In later films, Cato helps Clouseau on some cases, as in Hong Kong, when Clouseau takes advantage of his own assumed death to determine the identity of his would-be killer. Here, Cato wears spectacles as a disguise but collides with various objects when the spectacles impair his vision.
In Revenge, Cato, believing his master to be dead, runs a covert brothel in Clouseau's apartment: the entrance password is "Inspector Clouseau", which causes a humorous scene when the true Inspector Clouseau appears. Cato opens another brothel in Curse of the Pink Panther, and converts Clouseau's apartment into a museum featuring all the disguises the inspector has worn over the years.
In the earlier series, Cato was played by Burt Kwouk. In the re-launch, the role of Cato was offered to Jackie Chan, but the character was later scrapped for fear that the Chinese stereotype would be offensive, and Cato was replaced by a new character, Gendarme Gilbert Ponton (Jean Reno), assigned by Chief Inspector Dreyfus to watch over Clouseau. In a reversal of the Cato-Clouseau relationship, Clouseau often attacks Ponton unexpectedly, only to be stopped by a single blow.
François, Dreyfus' assistant, generally observes his boss' interactions with Clouseau (and subsequent emotional breakdowns) with placid bemusement. André Maranne, a French actor, played François in six Panther films. In Son of the Pink Panther, he was replaced by Dermot Crowley. In A Shot in the Dark, Trail of the Pink Panther and Curse of the Pink Panther he is referred to as Sergeant François Duval whereas in the three sequels of the 1970s he is Sergeant François Chevalier. In the 2006 reboot, Philip Goodwin plays a similar character named Renard. Goodwin returned as Renard in the 2009 sequel.
Sir Charles Lytton/The Phantom
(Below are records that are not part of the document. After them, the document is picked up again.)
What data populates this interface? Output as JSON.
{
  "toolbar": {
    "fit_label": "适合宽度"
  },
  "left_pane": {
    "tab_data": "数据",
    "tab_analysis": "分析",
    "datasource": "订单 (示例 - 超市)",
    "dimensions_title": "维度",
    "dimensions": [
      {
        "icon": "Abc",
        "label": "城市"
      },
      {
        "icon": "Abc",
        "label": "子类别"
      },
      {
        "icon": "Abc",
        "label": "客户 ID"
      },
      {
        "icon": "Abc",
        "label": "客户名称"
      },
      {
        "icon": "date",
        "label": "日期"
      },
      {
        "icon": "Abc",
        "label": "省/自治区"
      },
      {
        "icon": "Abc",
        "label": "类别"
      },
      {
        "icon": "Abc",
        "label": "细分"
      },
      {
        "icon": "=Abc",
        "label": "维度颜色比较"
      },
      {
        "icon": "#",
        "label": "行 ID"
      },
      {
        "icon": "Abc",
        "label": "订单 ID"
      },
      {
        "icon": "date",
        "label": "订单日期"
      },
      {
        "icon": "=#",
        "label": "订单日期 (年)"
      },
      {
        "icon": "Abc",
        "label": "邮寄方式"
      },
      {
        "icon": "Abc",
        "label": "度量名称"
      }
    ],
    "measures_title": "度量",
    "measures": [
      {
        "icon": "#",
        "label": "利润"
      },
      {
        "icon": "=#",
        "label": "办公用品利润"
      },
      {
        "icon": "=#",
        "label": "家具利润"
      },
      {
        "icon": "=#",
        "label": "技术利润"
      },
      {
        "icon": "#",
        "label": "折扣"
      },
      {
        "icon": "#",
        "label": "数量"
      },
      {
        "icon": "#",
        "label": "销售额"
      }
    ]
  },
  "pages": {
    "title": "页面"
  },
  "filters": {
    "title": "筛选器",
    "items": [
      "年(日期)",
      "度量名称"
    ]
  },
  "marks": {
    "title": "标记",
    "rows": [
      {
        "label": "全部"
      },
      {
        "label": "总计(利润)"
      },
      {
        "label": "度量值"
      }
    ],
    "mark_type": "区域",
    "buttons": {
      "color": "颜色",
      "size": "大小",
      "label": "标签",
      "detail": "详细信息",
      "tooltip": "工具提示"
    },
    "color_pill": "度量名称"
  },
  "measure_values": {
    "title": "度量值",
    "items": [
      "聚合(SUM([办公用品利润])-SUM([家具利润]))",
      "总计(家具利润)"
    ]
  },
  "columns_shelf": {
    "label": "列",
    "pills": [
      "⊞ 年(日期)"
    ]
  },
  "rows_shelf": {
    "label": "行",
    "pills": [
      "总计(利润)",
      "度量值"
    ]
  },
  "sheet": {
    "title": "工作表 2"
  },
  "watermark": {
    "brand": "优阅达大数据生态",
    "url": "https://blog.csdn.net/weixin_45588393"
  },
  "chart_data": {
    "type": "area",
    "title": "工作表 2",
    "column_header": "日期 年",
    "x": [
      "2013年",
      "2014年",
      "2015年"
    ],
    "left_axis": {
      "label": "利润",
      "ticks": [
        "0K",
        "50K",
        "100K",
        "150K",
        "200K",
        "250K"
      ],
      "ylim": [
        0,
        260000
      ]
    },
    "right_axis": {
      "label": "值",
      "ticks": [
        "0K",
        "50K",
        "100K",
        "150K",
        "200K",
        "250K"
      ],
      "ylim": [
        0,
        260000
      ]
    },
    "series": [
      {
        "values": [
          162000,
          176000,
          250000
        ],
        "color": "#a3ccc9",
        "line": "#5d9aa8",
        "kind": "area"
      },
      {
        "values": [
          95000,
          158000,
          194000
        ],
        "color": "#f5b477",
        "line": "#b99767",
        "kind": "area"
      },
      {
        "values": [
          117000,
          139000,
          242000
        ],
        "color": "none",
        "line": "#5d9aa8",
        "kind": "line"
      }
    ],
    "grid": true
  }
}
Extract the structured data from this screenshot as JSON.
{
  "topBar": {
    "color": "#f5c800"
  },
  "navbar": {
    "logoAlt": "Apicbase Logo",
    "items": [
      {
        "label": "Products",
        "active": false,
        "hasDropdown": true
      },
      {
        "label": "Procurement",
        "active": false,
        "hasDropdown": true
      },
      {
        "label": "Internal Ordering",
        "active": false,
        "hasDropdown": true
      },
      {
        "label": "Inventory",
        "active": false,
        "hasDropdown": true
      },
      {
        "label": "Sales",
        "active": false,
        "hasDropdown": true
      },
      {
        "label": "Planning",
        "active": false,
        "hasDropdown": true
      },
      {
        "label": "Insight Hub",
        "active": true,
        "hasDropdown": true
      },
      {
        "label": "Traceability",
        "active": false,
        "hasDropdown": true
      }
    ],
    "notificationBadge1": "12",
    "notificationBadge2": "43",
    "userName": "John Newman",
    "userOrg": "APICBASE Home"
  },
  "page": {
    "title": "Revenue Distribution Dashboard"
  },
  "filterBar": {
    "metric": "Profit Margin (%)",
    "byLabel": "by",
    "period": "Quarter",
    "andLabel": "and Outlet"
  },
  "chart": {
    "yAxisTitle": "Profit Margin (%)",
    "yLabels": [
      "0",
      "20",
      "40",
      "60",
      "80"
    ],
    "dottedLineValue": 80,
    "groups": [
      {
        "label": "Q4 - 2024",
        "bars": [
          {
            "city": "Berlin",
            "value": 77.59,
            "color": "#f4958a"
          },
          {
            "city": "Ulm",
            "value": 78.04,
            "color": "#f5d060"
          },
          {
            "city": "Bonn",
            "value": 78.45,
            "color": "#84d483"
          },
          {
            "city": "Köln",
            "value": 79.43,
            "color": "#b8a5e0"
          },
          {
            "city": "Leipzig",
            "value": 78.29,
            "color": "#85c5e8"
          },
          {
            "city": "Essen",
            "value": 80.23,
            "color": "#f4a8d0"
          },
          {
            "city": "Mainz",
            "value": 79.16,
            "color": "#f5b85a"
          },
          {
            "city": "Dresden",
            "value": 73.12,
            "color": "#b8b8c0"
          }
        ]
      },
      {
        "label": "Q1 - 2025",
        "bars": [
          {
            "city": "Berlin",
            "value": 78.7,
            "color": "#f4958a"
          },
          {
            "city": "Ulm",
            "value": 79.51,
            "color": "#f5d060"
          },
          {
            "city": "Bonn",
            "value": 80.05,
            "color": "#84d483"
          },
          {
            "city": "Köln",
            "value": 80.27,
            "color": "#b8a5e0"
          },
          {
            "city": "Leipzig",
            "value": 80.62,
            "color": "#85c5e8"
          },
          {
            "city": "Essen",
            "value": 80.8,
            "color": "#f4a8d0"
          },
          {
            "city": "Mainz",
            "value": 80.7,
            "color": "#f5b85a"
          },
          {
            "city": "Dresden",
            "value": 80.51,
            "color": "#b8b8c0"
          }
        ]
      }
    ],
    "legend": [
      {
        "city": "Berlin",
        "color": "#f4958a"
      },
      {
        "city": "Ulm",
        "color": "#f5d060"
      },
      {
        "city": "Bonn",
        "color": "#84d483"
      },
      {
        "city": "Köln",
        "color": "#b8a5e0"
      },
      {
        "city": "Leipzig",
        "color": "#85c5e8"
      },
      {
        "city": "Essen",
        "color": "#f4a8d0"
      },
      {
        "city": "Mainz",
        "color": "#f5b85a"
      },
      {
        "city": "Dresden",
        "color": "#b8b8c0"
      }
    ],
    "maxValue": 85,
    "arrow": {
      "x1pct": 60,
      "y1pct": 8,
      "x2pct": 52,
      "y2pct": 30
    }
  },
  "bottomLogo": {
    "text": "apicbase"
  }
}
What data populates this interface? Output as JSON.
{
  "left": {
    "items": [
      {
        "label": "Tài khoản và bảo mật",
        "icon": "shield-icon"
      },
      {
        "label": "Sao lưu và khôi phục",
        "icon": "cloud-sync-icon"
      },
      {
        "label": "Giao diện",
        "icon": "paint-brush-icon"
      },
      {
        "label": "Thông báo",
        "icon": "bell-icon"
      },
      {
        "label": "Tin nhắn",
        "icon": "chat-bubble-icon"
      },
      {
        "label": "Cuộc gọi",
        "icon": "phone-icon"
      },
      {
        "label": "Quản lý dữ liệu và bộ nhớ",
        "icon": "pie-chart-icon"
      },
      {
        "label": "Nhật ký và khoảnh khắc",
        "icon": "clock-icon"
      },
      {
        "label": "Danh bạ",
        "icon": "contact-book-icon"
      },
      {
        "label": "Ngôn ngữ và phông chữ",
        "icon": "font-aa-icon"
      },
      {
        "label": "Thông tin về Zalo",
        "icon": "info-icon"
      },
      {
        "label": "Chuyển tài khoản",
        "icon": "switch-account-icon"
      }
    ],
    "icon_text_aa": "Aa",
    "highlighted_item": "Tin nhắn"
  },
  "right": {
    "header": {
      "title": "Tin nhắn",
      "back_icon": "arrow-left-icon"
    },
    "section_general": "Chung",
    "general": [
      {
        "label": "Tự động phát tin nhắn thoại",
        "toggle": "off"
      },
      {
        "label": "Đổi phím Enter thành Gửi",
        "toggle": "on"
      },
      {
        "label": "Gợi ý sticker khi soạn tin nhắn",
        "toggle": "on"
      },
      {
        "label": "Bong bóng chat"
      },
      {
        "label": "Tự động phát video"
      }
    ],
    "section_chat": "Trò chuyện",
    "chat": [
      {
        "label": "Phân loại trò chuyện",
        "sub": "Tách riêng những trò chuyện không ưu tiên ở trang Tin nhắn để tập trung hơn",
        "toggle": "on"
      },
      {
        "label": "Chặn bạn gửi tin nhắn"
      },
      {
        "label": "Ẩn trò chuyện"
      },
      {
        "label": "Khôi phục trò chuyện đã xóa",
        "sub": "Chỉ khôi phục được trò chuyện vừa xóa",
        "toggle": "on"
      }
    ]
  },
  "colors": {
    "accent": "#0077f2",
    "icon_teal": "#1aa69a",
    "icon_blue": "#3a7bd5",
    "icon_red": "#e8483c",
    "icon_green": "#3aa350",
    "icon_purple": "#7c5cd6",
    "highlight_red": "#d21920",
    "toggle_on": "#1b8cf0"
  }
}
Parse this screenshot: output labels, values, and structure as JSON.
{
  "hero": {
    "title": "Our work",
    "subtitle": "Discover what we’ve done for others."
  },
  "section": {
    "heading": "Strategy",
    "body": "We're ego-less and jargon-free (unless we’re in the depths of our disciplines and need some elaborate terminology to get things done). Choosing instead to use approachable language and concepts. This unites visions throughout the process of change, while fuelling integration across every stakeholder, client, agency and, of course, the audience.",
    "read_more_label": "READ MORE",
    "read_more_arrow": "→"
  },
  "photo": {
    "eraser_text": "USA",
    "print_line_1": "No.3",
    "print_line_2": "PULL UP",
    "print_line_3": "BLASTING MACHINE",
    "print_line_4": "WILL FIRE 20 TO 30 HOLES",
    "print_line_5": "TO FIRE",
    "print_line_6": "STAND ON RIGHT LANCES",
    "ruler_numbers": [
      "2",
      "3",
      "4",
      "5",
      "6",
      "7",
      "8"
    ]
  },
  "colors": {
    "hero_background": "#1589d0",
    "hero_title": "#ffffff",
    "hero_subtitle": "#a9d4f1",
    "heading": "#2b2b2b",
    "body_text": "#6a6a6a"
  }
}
"The Phantom" is a jewel thief, Clouseau's archenemy (after Dreyfus) in several of the films and known to the public as Sir Charles Lytton. He serves as the primary villain of the first film, at the end of which (and with help from Clouseau's wife and an exiled princess) he frames Clouseau for his past robberies and has him temporarily sent to prison. This ignites Clouseau's thirst for revenge in the third Sellers/Edwards film, in which the Pink Panther is stolen from a museum.
In the first film he was played by David Niven, and in Return by Christopher Plummer. In later films, an aging and frail Niven made cameo appearances in the role, with his voice dubbed by impressionist Rich Little. In these later films, Lytton is supposed to have been married to Clouseau's ex-wife after the events of the first Pink Panther, even though in Return, his wife had been a different character, yet seemingly familiar with Clouseau (seeing through, and laughing at, his disguises). In The Pink Panther 2, the diamond is stolen by a similar master thief, "the Tornado" (Johnny Hallyday).
Professor Auguste Balls
Professor Auguste Balls is an eccentric shop owner who supplies Clouseau with his numerous disguises. He was portrayed by Graham Stark in Revenge of the Pink Panther and Son of the Pink Panther, while Harvey Korman played him in Trail of the Pink Panther and Curse of the Pink Panther. Although Korman was the first actor to portray Balls, his scenes in The Pink Panther Strikes Again were cut and were not used until Trail of the Pink Panther six years later.
Professor Balls has a wife, Martha (Liz Smith), and an assistant, Cunny (Danny Schiller), who make brief appearances.